Symantec's Francis deSouza lays out the requirements for a more practical way of addressing information security threats
By Francis deSouza, Senior Vice President, Enterprise Security Group, Symantec Corp.
May 03, 2010 — CSO —
The recent the Hydraq attacks were the latest example of just how radically the Internet threat landscape has changed over the past few years, and how vulnerable companies and their information stores are to cyber attacks. The attackers were not hackers, they were criminals attempting to steal intellectual property. Hydraq is an example of how cybercrime has evolved from hackers simply pursuing public notoriety to covert, well-organized attacks that leverage insidious malware and social engineering tactics to target key individuals and penetrate corporate networks. Many of today's attacks are highly sophisticated espionage campaigns attempting to silently steal confidential information. This should raise the alarm for companies of all sizes and across all industries, as information is a business' most valuable asset. Information not only supports business, it also enables and helps drive it in a global marketplace in which having the right information at the right time can mean the difference between profitability and loss.
However, while information security has never been more important, it has also never been more challenging. Businesses have more information to protect at more points against more threats than ever before. In such an environment, businesses can build an effective defense only after they first understand the peculiarities of today's threat landscape and then identify their own specific areas of vulnerability. Armed with this information, organizations can then develop an information security blueprint that is right for them—one that is comprehensive, proactive, enforceable, and manageable.

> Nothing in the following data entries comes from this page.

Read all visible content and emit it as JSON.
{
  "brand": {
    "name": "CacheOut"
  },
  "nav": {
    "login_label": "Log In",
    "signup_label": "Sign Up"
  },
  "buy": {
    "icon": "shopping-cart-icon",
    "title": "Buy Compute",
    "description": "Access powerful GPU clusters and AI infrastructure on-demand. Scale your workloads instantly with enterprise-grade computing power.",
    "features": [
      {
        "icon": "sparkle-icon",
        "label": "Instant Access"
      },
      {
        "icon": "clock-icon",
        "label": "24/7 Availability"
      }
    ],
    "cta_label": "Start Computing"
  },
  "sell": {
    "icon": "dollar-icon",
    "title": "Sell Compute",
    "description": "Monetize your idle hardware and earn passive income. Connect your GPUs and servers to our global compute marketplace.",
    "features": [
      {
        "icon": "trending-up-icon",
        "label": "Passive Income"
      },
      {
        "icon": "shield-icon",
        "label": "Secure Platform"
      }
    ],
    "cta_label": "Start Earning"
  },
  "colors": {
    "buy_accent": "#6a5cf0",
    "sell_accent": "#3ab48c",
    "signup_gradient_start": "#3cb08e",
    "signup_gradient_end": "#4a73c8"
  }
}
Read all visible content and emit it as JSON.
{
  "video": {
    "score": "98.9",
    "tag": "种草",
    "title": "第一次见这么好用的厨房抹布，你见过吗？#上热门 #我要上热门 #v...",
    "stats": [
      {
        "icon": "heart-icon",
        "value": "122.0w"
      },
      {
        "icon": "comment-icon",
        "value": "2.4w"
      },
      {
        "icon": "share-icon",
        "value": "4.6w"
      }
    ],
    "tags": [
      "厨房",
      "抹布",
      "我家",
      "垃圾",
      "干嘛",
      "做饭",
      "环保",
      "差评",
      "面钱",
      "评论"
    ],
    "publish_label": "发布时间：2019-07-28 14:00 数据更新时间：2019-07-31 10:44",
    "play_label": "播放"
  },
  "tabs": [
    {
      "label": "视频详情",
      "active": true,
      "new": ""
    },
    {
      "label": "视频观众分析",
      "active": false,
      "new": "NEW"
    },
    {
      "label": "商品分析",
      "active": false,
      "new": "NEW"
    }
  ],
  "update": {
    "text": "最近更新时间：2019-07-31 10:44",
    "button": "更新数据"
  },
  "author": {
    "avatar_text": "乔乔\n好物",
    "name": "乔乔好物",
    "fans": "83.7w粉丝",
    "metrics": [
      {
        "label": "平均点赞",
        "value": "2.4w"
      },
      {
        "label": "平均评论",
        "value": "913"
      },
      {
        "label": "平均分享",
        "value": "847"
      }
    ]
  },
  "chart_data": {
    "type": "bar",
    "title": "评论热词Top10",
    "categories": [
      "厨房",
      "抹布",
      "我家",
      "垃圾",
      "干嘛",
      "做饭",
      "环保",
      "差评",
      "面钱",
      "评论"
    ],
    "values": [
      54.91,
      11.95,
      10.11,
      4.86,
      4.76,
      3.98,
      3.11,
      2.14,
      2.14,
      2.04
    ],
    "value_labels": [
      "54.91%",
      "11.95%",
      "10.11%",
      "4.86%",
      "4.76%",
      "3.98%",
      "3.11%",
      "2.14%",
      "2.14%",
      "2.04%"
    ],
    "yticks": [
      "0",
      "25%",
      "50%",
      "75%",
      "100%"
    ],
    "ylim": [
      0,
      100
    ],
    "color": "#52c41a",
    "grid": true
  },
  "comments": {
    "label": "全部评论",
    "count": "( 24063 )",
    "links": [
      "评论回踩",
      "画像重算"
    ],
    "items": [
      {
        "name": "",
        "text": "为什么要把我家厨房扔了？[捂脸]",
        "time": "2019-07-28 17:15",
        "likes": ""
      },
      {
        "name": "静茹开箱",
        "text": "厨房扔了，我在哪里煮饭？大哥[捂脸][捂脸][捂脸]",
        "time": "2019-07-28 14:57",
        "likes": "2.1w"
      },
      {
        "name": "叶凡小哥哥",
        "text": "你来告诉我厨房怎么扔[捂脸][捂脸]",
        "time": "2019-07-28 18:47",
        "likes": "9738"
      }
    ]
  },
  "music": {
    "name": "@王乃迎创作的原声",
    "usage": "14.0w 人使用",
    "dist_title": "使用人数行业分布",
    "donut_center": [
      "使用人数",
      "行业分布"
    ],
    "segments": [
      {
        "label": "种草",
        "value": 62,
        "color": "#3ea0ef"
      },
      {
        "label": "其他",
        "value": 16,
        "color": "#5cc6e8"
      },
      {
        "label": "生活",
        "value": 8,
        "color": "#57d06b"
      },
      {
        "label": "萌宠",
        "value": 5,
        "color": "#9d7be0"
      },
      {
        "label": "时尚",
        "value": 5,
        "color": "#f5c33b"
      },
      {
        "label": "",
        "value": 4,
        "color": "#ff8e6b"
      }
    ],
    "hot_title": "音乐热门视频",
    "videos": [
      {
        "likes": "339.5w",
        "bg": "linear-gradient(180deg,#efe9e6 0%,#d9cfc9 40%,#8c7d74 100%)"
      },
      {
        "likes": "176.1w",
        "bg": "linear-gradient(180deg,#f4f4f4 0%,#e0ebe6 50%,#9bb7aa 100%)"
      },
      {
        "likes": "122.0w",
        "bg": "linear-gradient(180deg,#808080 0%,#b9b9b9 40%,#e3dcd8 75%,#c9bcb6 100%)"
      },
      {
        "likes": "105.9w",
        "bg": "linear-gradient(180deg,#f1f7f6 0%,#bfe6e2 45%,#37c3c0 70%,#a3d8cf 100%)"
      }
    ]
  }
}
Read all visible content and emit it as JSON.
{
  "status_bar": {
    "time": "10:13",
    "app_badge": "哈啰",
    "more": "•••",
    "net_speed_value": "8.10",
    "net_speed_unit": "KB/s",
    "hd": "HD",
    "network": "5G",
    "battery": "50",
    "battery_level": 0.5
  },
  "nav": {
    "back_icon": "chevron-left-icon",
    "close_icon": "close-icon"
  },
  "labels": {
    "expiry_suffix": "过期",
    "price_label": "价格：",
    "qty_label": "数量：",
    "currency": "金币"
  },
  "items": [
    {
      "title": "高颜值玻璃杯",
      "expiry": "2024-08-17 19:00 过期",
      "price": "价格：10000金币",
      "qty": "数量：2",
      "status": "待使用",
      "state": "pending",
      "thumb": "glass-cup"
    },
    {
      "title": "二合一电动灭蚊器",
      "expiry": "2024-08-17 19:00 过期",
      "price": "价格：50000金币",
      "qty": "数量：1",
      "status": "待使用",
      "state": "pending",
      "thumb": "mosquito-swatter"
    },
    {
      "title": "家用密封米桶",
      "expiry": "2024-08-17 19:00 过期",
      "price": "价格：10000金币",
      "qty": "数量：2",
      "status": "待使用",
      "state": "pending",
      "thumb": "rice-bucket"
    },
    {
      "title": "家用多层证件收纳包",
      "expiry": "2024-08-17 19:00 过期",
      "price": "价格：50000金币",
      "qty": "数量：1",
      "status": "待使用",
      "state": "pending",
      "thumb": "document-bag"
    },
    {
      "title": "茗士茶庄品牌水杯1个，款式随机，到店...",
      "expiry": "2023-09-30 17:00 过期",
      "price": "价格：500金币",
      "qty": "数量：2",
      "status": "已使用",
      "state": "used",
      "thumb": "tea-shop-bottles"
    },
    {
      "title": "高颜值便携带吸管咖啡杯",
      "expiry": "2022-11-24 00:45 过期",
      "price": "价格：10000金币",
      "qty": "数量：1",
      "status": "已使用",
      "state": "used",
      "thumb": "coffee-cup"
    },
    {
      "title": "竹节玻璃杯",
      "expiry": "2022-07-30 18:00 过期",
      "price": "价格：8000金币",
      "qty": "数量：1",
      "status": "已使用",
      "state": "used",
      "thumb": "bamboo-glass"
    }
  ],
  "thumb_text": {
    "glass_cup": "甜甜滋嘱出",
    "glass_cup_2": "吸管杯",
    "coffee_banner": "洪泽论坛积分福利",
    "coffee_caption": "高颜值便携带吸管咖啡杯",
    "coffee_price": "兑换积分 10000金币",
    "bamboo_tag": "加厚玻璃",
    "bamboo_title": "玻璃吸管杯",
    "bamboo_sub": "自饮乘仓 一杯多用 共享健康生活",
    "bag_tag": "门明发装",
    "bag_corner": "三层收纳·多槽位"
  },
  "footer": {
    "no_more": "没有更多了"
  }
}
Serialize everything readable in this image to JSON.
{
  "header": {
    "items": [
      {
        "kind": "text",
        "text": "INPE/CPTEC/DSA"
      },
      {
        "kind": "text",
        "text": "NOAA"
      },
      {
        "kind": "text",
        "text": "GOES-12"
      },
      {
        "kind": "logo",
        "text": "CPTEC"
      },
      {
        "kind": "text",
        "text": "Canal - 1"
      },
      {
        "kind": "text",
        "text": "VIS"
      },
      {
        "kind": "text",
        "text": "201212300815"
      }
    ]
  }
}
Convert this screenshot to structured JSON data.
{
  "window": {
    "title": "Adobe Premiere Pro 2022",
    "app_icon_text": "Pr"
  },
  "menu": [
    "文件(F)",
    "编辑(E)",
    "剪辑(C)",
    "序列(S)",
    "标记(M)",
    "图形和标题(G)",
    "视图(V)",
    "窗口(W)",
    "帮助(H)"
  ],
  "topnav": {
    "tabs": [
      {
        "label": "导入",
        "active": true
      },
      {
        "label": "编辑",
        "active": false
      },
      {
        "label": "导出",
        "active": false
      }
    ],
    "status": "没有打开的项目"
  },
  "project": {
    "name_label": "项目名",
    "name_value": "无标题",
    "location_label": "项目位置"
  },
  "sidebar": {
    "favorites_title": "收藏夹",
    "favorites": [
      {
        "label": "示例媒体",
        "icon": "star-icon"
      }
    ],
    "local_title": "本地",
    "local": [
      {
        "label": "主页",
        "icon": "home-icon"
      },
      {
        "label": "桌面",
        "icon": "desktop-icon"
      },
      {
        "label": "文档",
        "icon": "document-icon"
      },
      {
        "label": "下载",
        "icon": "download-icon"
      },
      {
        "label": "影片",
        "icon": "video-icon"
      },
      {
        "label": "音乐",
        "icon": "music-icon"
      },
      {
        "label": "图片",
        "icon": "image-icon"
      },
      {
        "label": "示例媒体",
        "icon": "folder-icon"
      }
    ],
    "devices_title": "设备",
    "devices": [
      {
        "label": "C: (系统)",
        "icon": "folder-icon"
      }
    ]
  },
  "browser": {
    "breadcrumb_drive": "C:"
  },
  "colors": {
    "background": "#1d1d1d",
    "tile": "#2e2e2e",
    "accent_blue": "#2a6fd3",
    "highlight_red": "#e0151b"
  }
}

More Threats, More Complexity
Today's headlines are rife with accounts of information security threats and data breaches, and this alarming trend is clearly borne out in statistics as well. For example, in 2009, Symantec identified more than 240 million distinct new malicious programs, a 100 percent increase over 2008.
However, viruses, worms and other types of malicious code are not the only threats to information today. Businesses now are also at risk from botnets, phishing attacks, and spam. Sixty percent of all data breaches that exposed identities were the result of hacking. In a sign that this issue is not limited to a few larger enterprises, the 2010 Symantec State of Enterprise Security Report found that 75 percent of enterprises surveyed experienced some form of cyber attack in 2009. And spam made up 88 percent of all email observed by Symantec. Of the 107 billion spam messages distributed globally per day on average, 85 percent were from botnets, according to the Symantec Internet Security Threat Report.